WHAT THE TASK ASKS
The records below are to be copied exactly, with every picture left out.

■ ■ ■ ■

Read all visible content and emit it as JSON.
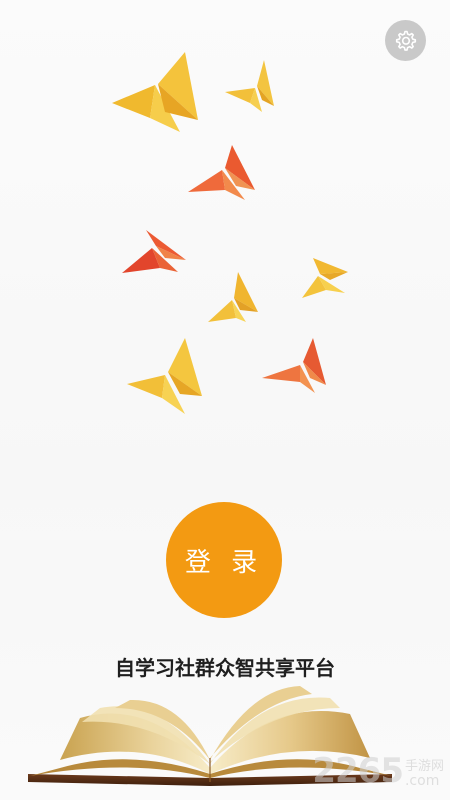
{
  "header": {
    "settings_icon": "gear-icon"
  },
  "hero": {
    "illustration": "origami-butterflies",
    "colors": {
      "yellow": "#f3c23a",
      "orange": "#ee6a3a",
      "red": "#e2452c"
    }
  },
  "login": {
    "label": "登 录",
    "color": "#f39a12"
  },
  "tagline": "自学习社群众智共享平台",
  "footer": {
    "illustration": "open-book"
  },
  "watermark": {
    "number": "2265",
    "cn": "手游网",
    "domain": ".com"
  }
}
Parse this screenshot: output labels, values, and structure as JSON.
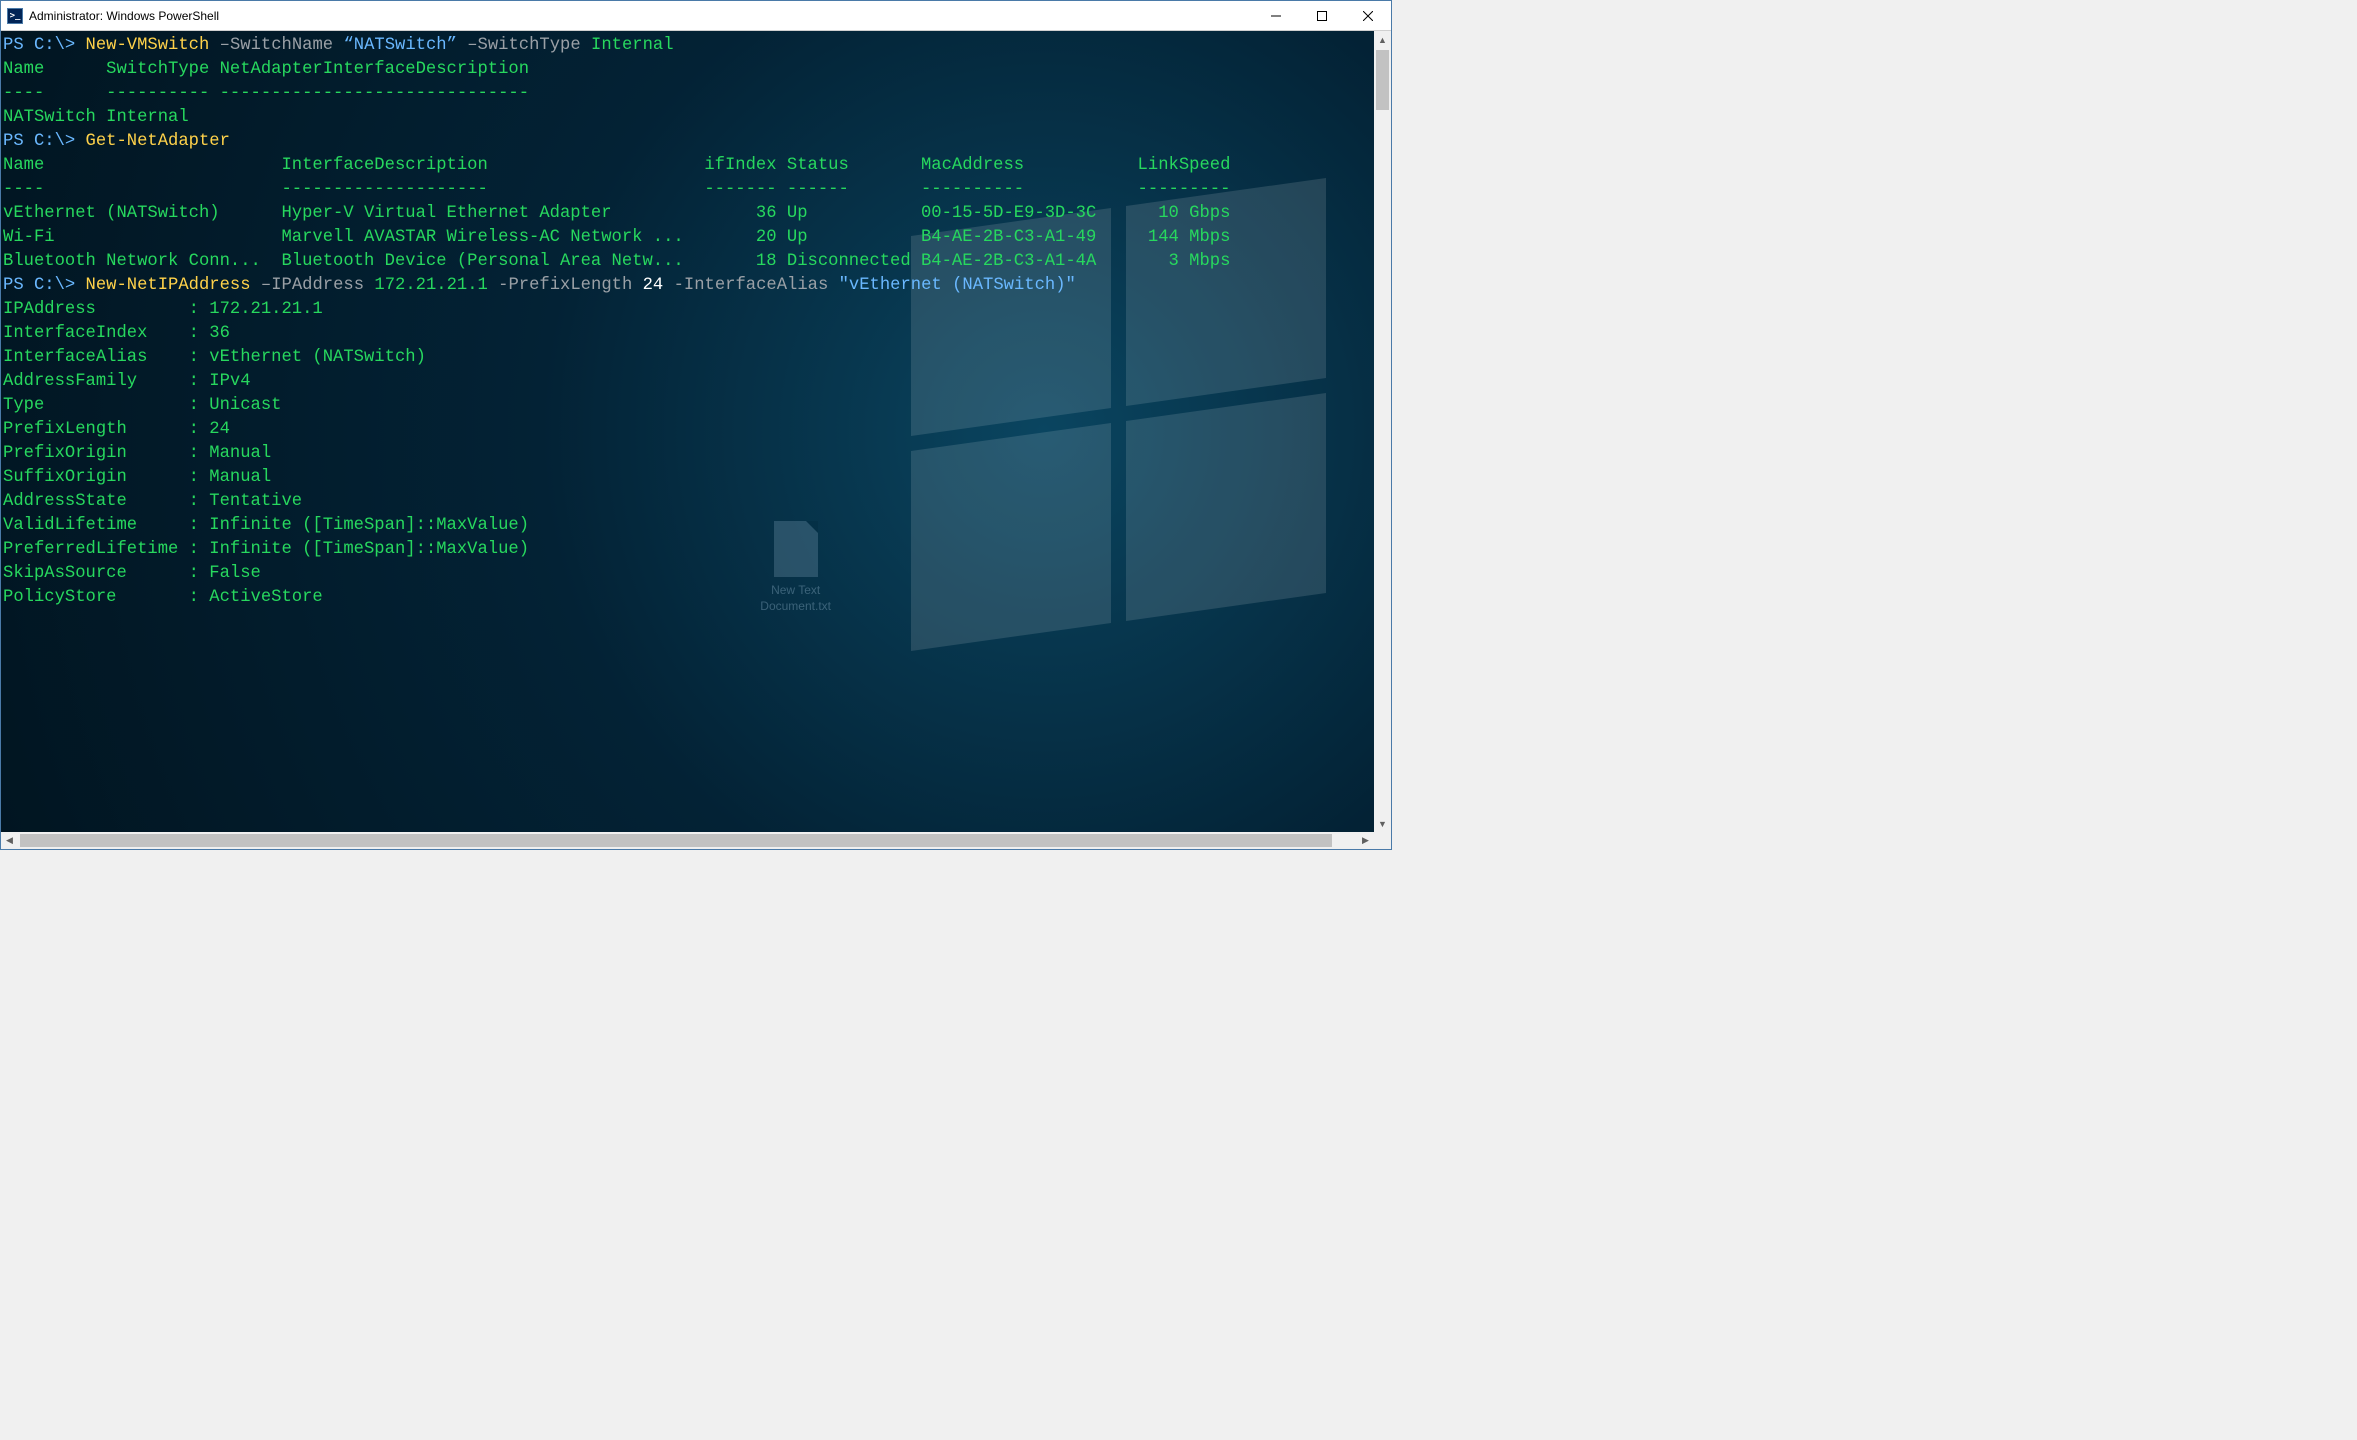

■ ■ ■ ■

EXERCISE SOLUTION
Read all visible content and emit it as JSON.
{
  "header": {
    "settings_icon": "gear-icon"
  },
  "hero": {
    "illustration": "origami-butterflies",
    "colors": {
      "yellow": "#f3c23a",
      "orange": "#ee6a3a",
      "red": "#e2452c"
    }
  },
  "login": {
    "label": "登 录",
    "color": "#f39a12"
  },
  "tagline": "自学习社群众智共享平台",
  "footer": {
    "illustration": "open-book"
  },
  "watermark": {
    "number": "2265",
    "cn": "手游网",
    "domain": ".com"
  }
}
Parse this screenshot: output labels, values, and structure as JSON.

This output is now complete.